Today, we pulled up to the Roblealto center named El Manantial. We walked around the center to receive the grand tour. The instant we walked in, we were greeted by the zealous faces of a sea of children’s faces. I personally was referred to as “un gigante,” a giant, by a pair of boys no older than eight years old. This was possibly the first time I have ever been complimented on height, and the love didn’t stop there. While sanding down the railing and poles of a ramp that linked the bottom and top floors together, we often could look up to see children looking over the bannister, watching us. Often times, it would be dead silent, and we would hear the giggling and soft Spanish being spoken above us (A solid majority of which we could not understand). Despite this language barrier, our team still made connections with the kids without even being in the classrooms. This is proof of how love is a universal language that is able to overcome any barrier, culture, tongue, or nation.
El Quince de Septiembre:
Today was our first day serving at the Roblealto center called Quince de Septiembre. We were welcomed by so many smiles, cheers, and warm hugs from the staff and children. Everyone was so grateful and exited that we were there. We split up into two groups-one group painted while the other helped out in classrooms. I was on the painting team and we were able to get a first coat on the wall and the ceiling even with the little painting skills we have. The other group helped out the teachers in the classroom with whatever was needed. They also did crafts with them while teaching them about how God sent Jesus to die on the cross for our sins and they wore those crosses the rest of the day. The last half hour we all got to play with the kids ranging from toddlers to twelve year olds and they showered us with love. Whether we were able to have a whole conversation with them in Spanish or only communicated through sounds and hand motions, we felt the connections being made with them and all left filled with pure joy.

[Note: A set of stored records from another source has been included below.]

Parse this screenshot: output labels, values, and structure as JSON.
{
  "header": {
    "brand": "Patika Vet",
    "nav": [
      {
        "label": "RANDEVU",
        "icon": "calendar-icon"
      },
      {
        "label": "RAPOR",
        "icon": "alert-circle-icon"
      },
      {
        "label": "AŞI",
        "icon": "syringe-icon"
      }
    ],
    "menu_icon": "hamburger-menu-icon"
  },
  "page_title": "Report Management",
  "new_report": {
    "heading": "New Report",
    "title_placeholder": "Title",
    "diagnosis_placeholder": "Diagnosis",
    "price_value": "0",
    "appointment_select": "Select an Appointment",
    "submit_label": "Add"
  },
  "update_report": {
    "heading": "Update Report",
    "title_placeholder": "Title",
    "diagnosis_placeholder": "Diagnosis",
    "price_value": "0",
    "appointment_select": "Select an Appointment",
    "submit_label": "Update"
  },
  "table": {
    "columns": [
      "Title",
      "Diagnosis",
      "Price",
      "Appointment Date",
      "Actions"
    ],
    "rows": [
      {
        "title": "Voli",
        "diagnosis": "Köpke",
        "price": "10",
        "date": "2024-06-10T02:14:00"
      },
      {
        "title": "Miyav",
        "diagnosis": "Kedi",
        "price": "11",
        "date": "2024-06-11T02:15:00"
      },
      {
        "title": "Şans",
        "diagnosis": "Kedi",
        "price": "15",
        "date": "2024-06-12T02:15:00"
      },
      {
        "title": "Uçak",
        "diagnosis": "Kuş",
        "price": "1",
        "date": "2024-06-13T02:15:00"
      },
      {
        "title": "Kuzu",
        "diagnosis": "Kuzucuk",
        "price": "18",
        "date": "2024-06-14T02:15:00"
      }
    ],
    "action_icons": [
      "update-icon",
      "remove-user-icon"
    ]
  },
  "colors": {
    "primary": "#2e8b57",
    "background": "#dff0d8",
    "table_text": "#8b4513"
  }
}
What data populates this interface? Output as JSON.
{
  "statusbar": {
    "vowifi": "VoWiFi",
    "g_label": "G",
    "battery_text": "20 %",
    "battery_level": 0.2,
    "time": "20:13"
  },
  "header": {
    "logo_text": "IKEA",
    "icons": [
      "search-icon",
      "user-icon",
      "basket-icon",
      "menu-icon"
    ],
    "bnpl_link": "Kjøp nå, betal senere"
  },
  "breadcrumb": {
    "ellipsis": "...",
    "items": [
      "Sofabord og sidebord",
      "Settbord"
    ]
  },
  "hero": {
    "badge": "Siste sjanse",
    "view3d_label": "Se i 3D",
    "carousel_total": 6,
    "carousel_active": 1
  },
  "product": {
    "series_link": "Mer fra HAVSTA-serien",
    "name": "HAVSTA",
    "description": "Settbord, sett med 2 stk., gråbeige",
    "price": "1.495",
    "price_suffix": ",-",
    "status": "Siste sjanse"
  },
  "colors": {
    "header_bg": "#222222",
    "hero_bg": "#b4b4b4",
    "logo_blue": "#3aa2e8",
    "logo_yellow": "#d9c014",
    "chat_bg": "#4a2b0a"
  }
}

Today we went to the Hope Center first. We toured the classrooms and saw where they hold church for the community. Julio, the lead pastor of Openhouse, was there and talked to us about the center. Finca was our next stop. We got there before the kids and started setting up their stations which consisted of soccer, water balloons, bracelet making, and mask painting. I was busy filling up water balloons when a mass of kids came running up behind me. Each of their faces had the biggest smile on it and they were screaming with excitement. While walking around I saw a small group of girls making bracelets and went to sit down with them. I sat with a girl named Anna and she recruited me to make bracelets with her rather than have us each make our bracelets alone. When we were all called to sit with the group she and I had five bracelets each on our wrists. The whole group got together in two lines to play with water balloon game after that. We tossed it across to our partners and stepped back each time we caught it until it burst. Anna and I’s balloon burst very early on, but she quickly ran to the water balloon bucket to grab two more and we continued to play like nothing had happened. I found that adorable and was overjoyed that she simply wanted to keep playing with me. After that we were instructed to follow the dance moves of a little boy on the stage. We were all thoroughly entertained by his dancing although most of us were not as light on our feet as him. The children left around lunch time and we transitioned to sanding and painting chairs and desks for the children’s classrooms. Painting, along with paint fights, took up the rest of exciting first day at Finca.